Insurance mergers transition into battle of the lobbyists

When it comes to the pending mega-mergers among health insurers, hospitals and other providers have begun to peel the gloves off, according to Forbes magazine.

The American Hospital Association (AHA) and the American Medical Association plan to testify before Congress later this month, urging lawmakers and federal regulators to closely scrutinize pending mergers between Aetna and Humana and Cigna and Anthem, according to the article.

And AHA appears to be deadly serious in its concerns regarding the potential deals. Last month, it sent a letter to the U.S. Justice Department, expressing concern that the deals could "substantially reduce competition and substantially diminish the insurers' willingness to be innovative partners with providers and consumers in transforming care."

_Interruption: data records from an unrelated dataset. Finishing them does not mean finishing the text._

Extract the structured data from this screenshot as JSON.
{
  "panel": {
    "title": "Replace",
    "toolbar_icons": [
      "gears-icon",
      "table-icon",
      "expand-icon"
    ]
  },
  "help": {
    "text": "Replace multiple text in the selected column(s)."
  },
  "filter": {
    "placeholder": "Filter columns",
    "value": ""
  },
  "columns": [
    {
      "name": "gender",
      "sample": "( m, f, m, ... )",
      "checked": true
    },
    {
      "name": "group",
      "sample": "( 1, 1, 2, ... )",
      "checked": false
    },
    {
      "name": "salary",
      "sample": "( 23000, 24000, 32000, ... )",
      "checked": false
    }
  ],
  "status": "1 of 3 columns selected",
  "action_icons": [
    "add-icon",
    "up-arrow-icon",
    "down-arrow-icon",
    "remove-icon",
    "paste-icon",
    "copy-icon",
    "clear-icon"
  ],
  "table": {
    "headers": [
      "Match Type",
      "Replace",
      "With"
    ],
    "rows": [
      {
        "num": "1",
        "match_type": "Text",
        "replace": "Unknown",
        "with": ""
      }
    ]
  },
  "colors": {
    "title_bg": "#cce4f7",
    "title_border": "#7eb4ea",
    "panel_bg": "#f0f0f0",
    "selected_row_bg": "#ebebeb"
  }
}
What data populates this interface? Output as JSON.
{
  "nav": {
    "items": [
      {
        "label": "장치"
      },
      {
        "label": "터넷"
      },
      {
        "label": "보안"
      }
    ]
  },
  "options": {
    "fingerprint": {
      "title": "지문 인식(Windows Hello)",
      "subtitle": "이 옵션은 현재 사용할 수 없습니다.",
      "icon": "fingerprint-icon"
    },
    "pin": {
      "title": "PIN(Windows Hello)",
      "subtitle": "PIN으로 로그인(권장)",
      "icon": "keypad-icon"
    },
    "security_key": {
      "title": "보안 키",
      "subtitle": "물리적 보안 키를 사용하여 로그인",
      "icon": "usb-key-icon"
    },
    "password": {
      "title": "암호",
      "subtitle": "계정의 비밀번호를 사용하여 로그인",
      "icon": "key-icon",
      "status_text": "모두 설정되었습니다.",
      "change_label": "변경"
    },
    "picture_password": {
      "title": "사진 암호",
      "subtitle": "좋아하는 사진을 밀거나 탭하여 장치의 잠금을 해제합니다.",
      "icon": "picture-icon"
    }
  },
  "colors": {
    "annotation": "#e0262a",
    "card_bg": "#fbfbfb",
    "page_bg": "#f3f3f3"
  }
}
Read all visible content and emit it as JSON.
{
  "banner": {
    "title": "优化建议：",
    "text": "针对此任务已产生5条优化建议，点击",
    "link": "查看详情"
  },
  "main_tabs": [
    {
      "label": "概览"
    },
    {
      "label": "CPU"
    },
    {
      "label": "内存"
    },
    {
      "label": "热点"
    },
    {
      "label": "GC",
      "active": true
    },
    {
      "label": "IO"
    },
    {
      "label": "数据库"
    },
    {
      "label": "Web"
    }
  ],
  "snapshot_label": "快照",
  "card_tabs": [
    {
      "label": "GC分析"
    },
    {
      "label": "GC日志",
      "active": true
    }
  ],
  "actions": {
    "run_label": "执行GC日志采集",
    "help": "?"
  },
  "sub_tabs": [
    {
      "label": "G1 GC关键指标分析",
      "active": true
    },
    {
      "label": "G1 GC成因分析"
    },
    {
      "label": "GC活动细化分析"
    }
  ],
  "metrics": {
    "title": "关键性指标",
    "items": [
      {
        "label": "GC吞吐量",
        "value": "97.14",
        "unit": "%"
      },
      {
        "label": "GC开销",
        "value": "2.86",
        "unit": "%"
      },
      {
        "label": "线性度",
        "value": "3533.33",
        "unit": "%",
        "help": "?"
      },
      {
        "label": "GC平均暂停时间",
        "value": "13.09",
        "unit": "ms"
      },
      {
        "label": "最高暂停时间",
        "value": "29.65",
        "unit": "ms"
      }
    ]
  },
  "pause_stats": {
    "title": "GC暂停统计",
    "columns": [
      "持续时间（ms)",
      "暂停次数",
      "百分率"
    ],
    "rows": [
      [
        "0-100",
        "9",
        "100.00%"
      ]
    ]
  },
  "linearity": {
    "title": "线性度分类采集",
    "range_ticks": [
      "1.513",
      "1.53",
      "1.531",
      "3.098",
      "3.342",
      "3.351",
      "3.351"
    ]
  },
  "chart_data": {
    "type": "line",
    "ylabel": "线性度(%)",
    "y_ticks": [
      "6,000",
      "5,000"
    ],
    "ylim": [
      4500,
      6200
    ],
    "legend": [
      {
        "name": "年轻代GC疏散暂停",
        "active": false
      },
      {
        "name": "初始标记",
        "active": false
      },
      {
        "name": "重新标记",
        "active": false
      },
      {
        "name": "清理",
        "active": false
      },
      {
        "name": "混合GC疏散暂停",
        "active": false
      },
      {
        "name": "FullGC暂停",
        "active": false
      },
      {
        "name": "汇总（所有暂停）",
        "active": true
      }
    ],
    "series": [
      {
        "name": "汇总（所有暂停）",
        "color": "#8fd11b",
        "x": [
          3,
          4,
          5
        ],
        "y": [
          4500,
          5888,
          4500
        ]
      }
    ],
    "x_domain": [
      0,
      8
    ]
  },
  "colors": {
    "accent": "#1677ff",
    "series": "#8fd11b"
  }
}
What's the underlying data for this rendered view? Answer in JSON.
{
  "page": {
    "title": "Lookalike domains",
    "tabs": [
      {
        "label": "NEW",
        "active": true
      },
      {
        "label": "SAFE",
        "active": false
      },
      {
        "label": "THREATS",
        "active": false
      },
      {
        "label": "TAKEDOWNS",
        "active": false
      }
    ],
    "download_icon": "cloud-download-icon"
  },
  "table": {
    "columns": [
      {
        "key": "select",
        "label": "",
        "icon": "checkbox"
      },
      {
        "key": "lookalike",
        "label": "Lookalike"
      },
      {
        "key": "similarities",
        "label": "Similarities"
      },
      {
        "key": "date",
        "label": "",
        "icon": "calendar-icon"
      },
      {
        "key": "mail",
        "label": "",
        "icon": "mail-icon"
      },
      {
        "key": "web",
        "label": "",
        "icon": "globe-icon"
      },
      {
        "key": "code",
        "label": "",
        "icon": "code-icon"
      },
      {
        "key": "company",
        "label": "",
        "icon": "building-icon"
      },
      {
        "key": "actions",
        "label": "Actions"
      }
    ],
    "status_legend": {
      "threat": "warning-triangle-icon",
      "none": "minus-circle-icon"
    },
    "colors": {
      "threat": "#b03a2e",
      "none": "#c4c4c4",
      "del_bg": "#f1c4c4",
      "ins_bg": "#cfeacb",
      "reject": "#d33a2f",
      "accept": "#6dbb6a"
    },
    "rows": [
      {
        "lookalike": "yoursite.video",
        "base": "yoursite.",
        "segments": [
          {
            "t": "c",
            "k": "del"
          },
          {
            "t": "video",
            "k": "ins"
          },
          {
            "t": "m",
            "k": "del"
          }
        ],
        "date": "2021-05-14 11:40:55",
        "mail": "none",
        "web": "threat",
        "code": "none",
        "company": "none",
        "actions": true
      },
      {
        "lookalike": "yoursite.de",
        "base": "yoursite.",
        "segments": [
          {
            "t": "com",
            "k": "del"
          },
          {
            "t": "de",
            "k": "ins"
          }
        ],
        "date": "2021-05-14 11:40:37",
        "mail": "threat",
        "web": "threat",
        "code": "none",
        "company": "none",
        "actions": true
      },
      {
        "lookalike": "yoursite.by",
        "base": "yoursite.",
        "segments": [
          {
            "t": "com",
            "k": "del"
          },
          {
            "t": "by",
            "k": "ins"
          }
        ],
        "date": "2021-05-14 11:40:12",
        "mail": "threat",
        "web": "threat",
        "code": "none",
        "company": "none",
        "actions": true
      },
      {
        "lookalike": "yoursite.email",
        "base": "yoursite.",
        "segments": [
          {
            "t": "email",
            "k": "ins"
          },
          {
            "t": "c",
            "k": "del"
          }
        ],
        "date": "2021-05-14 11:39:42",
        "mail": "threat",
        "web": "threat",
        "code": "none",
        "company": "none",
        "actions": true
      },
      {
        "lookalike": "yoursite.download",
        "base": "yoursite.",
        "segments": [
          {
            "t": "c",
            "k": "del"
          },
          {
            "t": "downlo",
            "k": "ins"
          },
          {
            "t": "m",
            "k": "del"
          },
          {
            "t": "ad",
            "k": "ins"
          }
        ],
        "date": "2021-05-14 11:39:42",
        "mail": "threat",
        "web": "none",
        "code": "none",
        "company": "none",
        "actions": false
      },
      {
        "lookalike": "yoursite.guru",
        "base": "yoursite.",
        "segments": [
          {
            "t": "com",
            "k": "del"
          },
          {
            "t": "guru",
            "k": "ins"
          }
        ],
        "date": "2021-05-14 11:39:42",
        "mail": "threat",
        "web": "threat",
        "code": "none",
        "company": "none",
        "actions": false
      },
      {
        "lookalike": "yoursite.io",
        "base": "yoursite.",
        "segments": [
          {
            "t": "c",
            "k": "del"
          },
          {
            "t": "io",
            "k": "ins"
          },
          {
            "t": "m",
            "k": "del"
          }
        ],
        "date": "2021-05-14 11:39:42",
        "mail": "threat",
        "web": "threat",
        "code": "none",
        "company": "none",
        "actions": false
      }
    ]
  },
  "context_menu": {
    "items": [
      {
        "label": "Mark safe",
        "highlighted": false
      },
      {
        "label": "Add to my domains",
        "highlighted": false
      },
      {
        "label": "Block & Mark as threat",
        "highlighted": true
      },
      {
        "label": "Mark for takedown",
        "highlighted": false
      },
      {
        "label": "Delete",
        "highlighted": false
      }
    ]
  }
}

Although Forbes suggests that the hearings will be more political theater than anything else, it is possible that they could take on the weight of the hearings that scrutinized the proposed Comcast-Time Warner deal, which was eventually scuttled due to public opposition. Both companies were generally loathed by consumers, and they feared that a merger would amplify their reputation for pricey plans and indifferent customer service.

Many providers are concerned that with too much leverage in certain geographic markets gained through mergers, insurers could ratchet down the fees they pay them under contract to provide care to their enrollees, all the while dialing up premiums in order to capture more profits. However, some voices in the finance realm have suggested that such mergers could actually drive down costs in the long run by providing much-needed scale to the industry's overall operations. 

However, the health insurers have also stocked up on their own lobbyists who will also testify in favor of the deal, Forbes reported. Aetna has hired four different lobbying firms to press its case, while Cigna has hired three firms, according to the Connecticut Mirror.

To learn more:
- read the Forbes article 
- check out the Connecticut Mirror article